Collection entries
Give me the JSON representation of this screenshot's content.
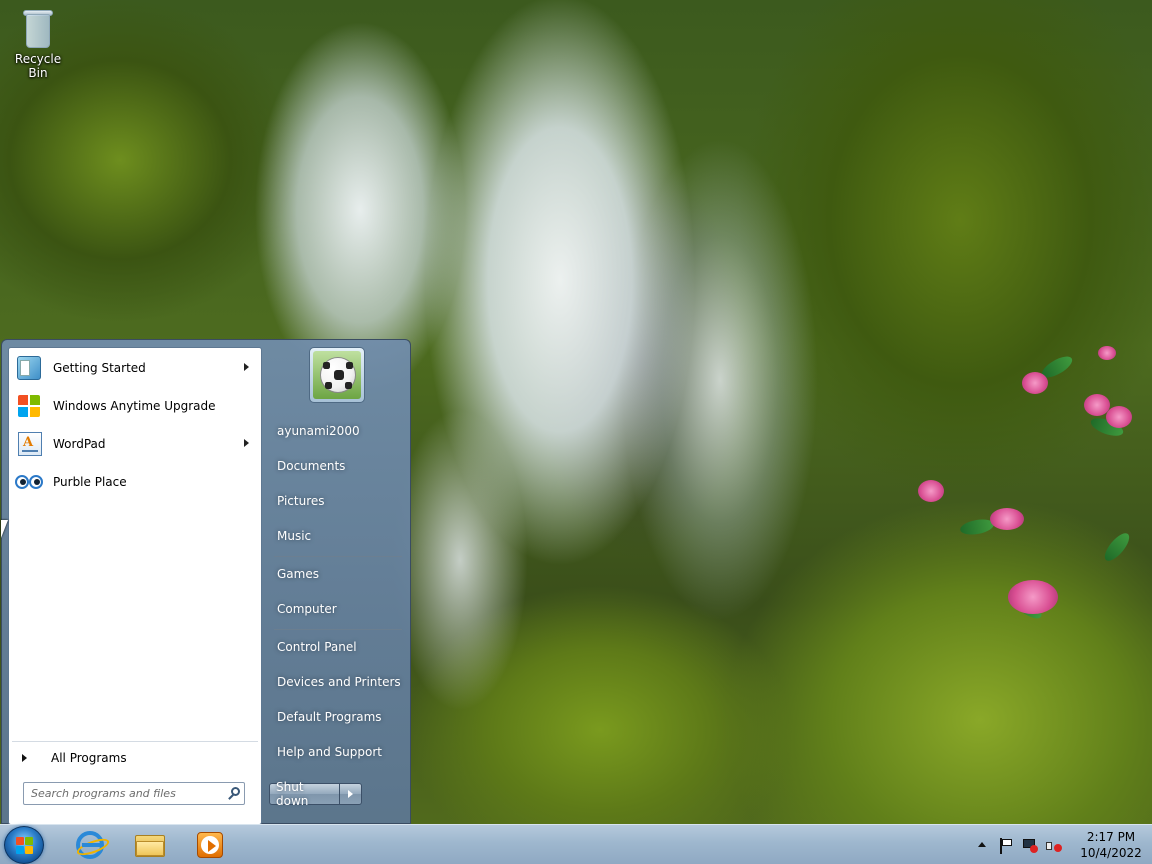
{
  "desktop": {
    "icons": [
      {
        "label": "Recycle Bin",
        "icon": "recycle-bin-icon"
      }
    ]
  },
  "start_menu": {
    "programs": [
      {
        "label": "Getting Started",
        "icon": "getting-started-icon",
        "has_submenu": true
      },
      {
        "label": "Windows Anytime Upgrade",
        "icon": "windows-flag-icon",
        "has_submenu": false
      },
      {
        "label": "WordPad",
        "icon": "wordpad-icon",
        "has_submenu": true
      },
      {
        "label": "Purble Place",
        "icon": "purble-place-icon",
        "has_submenu": false
      }
    ],
    "all_programs_label": "All Programs",
    "search": {
      "placeholder": "Search programs and files",
      "value": ""
    },
    "user": {
      "name": "ayunami2000",
      "avatar": "soccer-ball-avatar"
    },
    "right_items_group1": [
      "Documents",
      "Pictures",
      "Music"
    ],
    "right_items_group2": [
      "Games",
      "Computer"
    ],
    "right_items_group3": [
      "Control Panel",
      "Devices and Printers",
      "Default Programs",
      "Help and Support"
    ],
    "shutdown_label": "Shut down"
  },
  "taskbar": {
    "pinned": [
      {
        "name": "Internet Explorer",
        "icon": "internet-explorer-icon"
      },
      {
        "name": "Windows Explorer",
        "icon": "folder-icon"
      },
      {
        "name": "Windows Media Player",
        "icon": "media-player-icon"
      }
    ],
    "tray": {
      "icons": [
        "show-hidden-icons",
        "action-center-flag-icon",
        "network-disconnected-icon",
        "volume-muted-icon"
      ],
      "time": "2:17 PM",
      "date": "10/4/2022"
    }
  },
  "colors": {
    "start_menu_frame": "#6f8caa",
    "taskbar": "#9eb7ce",
    "orb": "#2b7dc8"
  }
}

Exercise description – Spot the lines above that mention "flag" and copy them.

Expected answer –
        "icon": "windows-flag-icon",
        "action-center-flag-icon",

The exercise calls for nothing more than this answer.